"""

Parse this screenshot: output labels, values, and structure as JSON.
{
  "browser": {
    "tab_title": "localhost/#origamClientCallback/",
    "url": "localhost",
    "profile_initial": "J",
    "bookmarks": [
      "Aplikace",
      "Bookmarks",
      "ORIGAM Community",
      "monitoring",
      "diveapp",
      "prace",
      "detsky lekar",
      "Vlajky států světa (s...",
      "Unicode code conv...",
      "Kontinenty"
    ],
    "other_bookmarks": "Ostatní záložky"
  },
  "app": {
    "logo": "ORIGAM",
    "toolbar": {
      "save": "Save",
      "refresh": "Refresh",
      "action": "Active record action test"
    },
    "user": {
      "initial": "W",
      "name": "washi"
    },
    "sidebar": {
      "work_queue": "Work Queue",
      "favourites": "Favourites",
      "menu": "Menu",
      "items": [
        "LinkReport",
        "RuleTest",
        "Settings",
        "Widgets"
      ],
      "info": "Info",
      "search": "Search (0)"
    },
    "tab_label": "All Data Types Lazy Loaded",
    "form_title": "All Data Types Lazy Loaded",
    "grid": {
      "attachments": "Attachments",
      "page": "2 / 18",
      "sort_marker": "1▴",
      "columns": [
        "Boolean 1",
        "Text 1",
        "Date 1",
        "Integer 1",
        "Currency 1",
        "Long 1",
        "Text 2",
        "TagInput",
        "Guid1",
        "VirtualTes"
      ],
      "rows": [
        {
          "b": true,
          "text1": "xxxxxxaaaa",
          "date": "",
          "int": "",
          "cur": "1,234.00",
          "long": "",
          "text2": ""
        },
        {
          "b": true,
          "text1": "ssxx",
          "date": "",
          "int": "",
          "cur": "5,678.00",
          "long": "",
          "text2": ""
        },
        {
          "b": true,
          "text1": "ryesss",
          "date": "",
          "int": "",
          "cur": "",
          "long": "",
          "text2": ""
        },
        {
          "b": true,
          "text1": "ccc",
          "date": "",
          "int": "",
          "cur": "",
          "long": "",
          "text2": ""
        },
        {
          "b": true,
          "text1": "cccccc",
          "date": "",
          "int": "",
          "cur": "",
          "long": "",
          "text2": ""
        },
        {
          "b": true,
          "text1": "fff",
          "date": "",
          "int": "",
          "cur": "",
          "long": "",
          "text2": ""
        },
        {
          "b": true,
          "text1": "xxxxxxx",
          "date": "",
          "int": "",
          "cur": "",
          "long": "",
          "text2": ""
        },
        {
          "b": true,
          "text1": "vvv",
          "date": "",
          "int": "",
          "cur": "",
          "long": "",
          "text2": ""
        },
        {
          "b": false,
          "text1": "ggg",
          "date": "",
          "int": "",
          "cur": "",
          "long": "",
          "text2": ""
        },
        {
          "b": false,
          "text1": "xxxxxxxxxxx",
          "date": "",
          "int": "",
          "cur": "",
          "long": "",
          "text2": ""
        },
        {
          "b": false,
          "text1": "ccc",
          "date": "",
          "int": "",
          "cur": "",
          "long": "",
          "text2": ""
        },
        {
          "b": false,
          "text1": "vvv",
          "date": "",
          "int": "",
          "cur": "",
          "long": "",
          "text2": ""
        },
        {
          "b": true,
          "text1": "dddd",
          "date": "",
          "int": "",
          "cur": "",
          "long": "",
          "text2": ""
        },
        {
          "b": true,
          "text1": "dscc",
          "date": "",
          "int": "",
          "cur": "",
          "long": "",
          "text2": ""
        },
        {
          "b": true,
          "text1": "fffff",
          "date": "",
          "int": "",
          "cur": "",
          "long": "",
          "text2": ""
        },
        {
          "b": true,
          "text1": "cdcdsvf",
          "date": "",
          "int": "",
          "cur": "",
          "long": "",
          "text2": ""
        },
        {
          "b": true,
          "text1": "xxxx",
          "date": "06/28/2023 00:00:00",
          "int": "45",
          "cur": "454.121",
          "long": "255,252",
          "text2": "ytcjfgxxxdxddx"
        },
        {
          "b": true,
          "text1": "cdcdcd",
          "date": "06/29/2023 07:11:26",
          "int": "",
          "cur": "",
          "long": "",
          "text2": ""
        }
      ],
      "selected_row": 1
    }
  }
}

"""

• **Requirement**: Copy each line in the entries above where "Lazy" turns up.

• **Solution to this task**:
    "tab_label": "All Data Types Lazy Loaded",
    "form_title": "All Data Types Lazy Loaded",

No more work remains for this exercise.